**Task prompt:**
How many of the lines below hold the word "together"? Answer only with the number.

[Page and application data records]
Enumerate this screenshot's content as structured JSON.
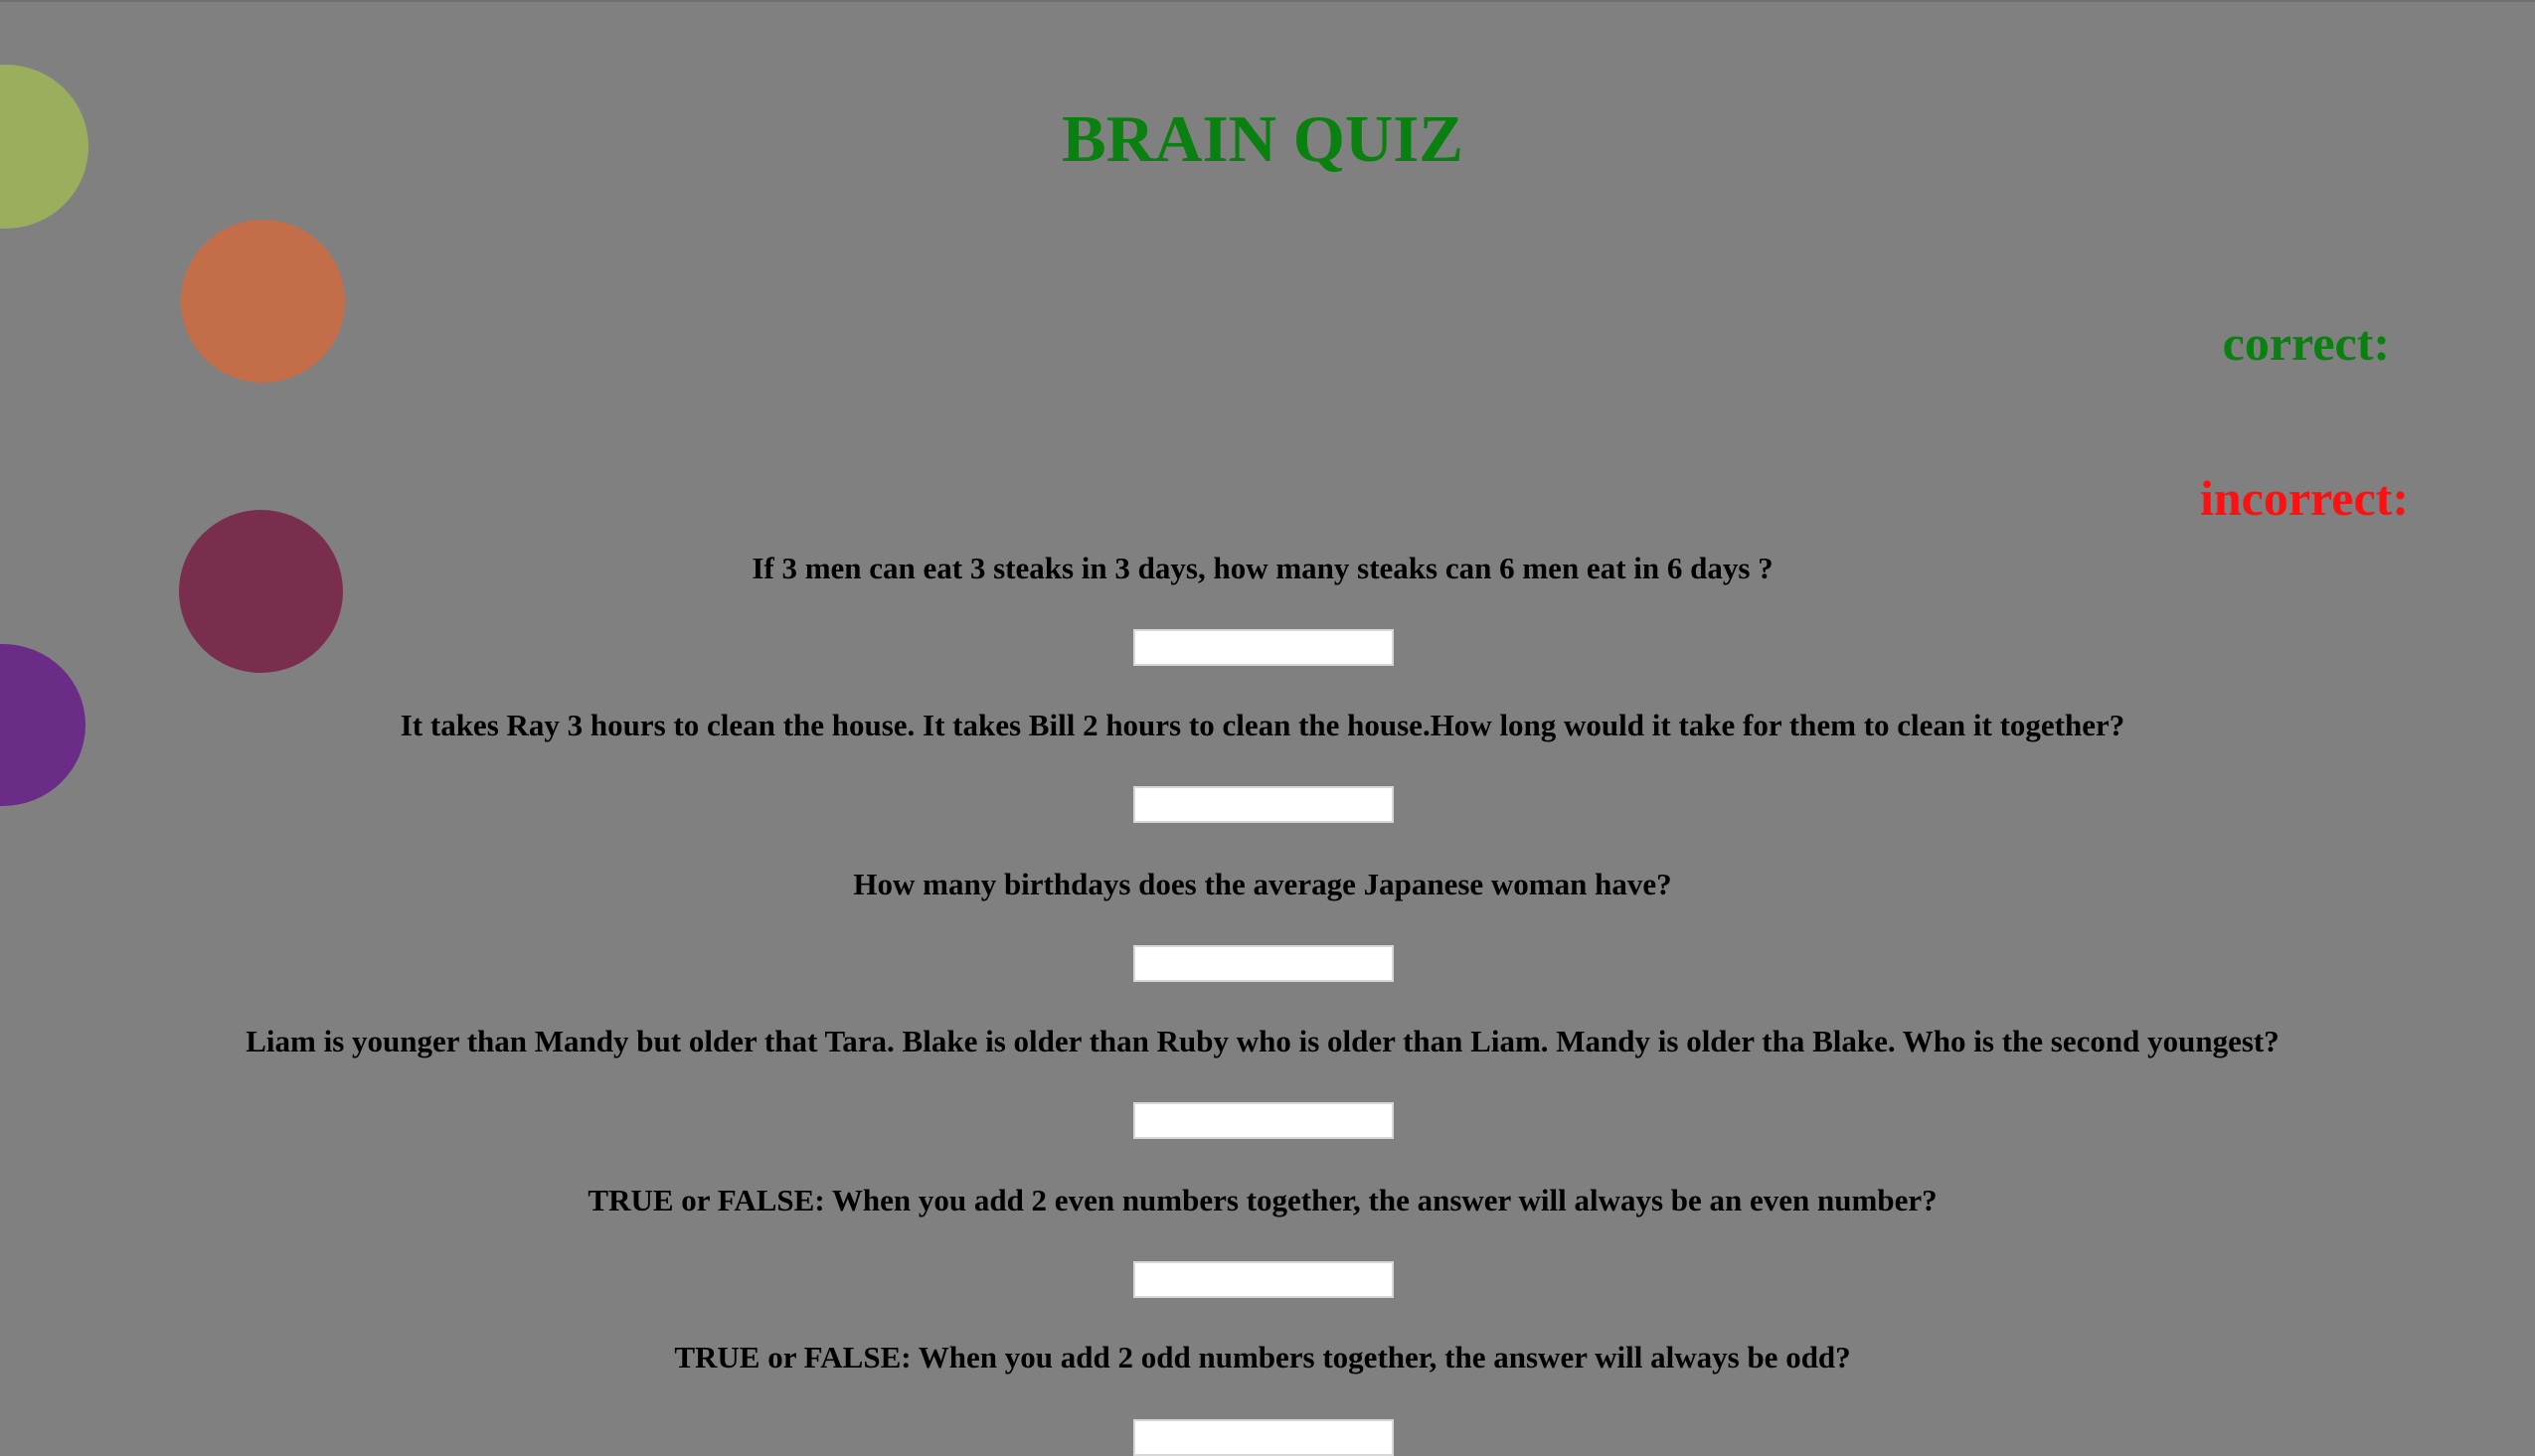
{
  "quiz": {
    "title": "BRAIN QUIZ",
    "title_color": "#0a8010",
    "correct_label": "correct:",
    "correct_color": "#0a8010",
    "incorrect_label": "incorrect:",
    "incorrect_color": "#ff1010",
    "questions": [
      {
        "text": "If 3 men can eat 3 steaks in 3 days, how many steaks can 6 men eat in 6 days ?",
        "answer": ""
      },
      {
        "text": "It takes Ray 3 hours to clean the house. It takes Bill 2 hours to clean the house.How long would it take for them to clean it together?",
        "answer": ""
      },
      {
        "text": "How many birthdays does the average Japanese woman have?",
        "answer": ""
      },
      {
        "text": "Liam is younger than Mandy but older that Tara. Blake is older than Ruby who is older than Liam. Mandy is older tha Blake. Who is the second youngest?",
        "answer": ""
      },
      {
        "text": "TRUE or FALSE: When you add 2 even numbers together, the answer will always be an even number?",
        "answer": ""
      },
      {
        "text": "TRUE or FALSE: When you add 2 odd numbers together, the answer will always be odd?",
        "answer": ""
      }
    ]
  },
  "decorations": {
    "circle_colors": [
      "#9aae5e",
      "#c36e48",
      "#7a2e4e",
      "#6b2c88"
    ]
  }
}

**Your solution:**
3